A thread remnant from the fractured end [of the bolt] was found embedded in the through-hole of this lug.... The mouth of the through-hole on one end of this lug exhibited severe elongation damage... with circumferencial thread impression marks.... This damage was consistent with the threaded end of [the bolt] bending within the mouth of the lug through-hole. The mouth of the through-hole on the opposite end of the lug contained no deformation.... However, metal flow... and gouge marks were noted [in this area].

Stereo microscope examination of the bolt remnant after it was removed from the through-hole of the lug revealed crown damage consistent with the threaded end of the bolt bending within the lug through-hole The bolt remnant measured approximately 0.2 inch long and contained the manufactured threaded end of the bolt.

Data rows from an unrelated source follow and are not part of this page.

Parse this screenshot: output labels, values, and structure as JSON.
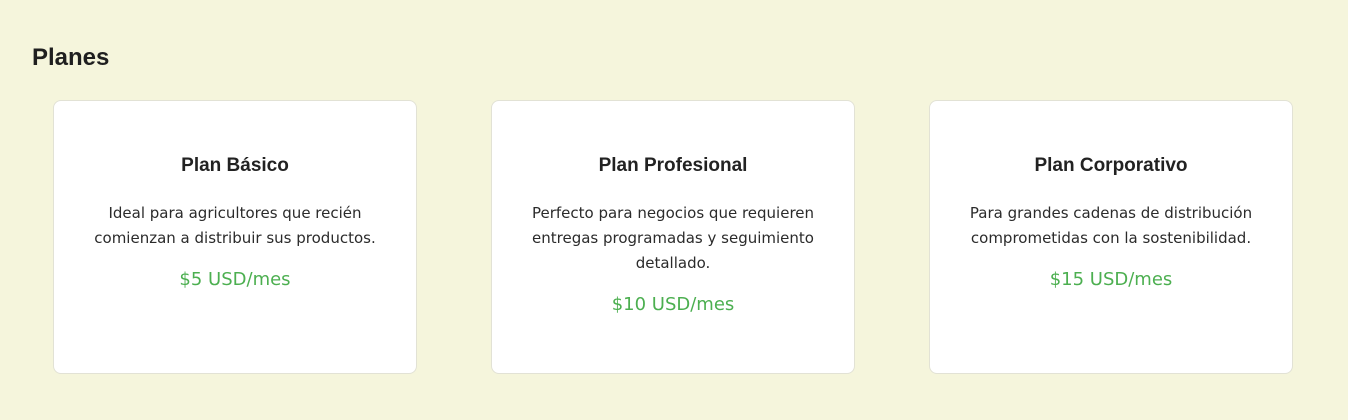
{
  "section": {
    "title": "Planes"
  },
  "plans": [
    {
      "title": "Plan Básico",
      "description": "Ideal para agricultores que recién comienzan a distribuir sus productos.",
      "price": "$5 USD/mes"
    },
    {
      "title": "Plan Profesional",
      "description": "Perfecto para negocios que requieren entregas programadas y seguimiento detallado.",
      "price": "$10 USD/mes"
    },
    {
      "title": "Plan Corporativo",
      "description": "Para grandes cadenas de distribución comprometidas con la sostenibilidad.",
      "price": "$15 USD/mes"
    }
  ],
  "colors": {
    "background": "#f5f5dc",
    "card_background": "#ffffff",
    "price": "#4caf50",
    "text": "#222222"
  }
}
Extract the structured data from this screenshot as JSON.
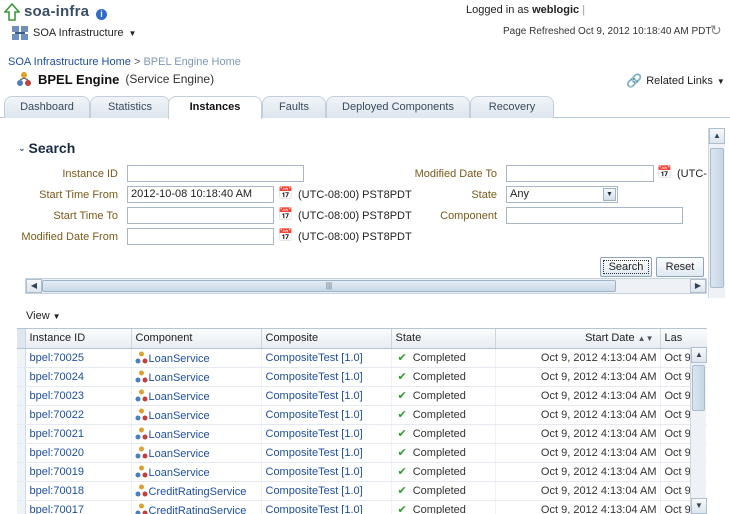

Examination of the threads revealed no evidence of thread stripping....

Examination of the fractured end of [the bolt] and remaining fractures revealed no preexisting cracks. All fractures appeared typical of overstress separations.


An autopsy was performed on the pilot by Dr. Larry V. Newman, M.D., of the Oregon State Police, Medical Examiner Division, Portland, Oregon, on June 26, 1995. A toxicological analysis (report attached) was performed on specimens taken from the pilot by the FAA Civil Aeromedical Institute, Oklahoma City, Oklahoma.


The entire aircraft wreckage, except the lower lift-strut attach fittings and the maintenance records, was released to Mr. Jack Lenhardt, Hubbard, Oregon, on June 25, 1995. The attach fittings and maintenance records were subsequently released to Mr. Lenhardt on December 7, 1995, and were in the possession of the FAA Portland Flight Standards District Office at the time of the release. Mr. Lenhardt was representing the registered owner of the airplane.

NTSB Probable Cause


(c) 2009-2018 Lee C. Baker / Crosswind Software, LLC. For informational purposes only.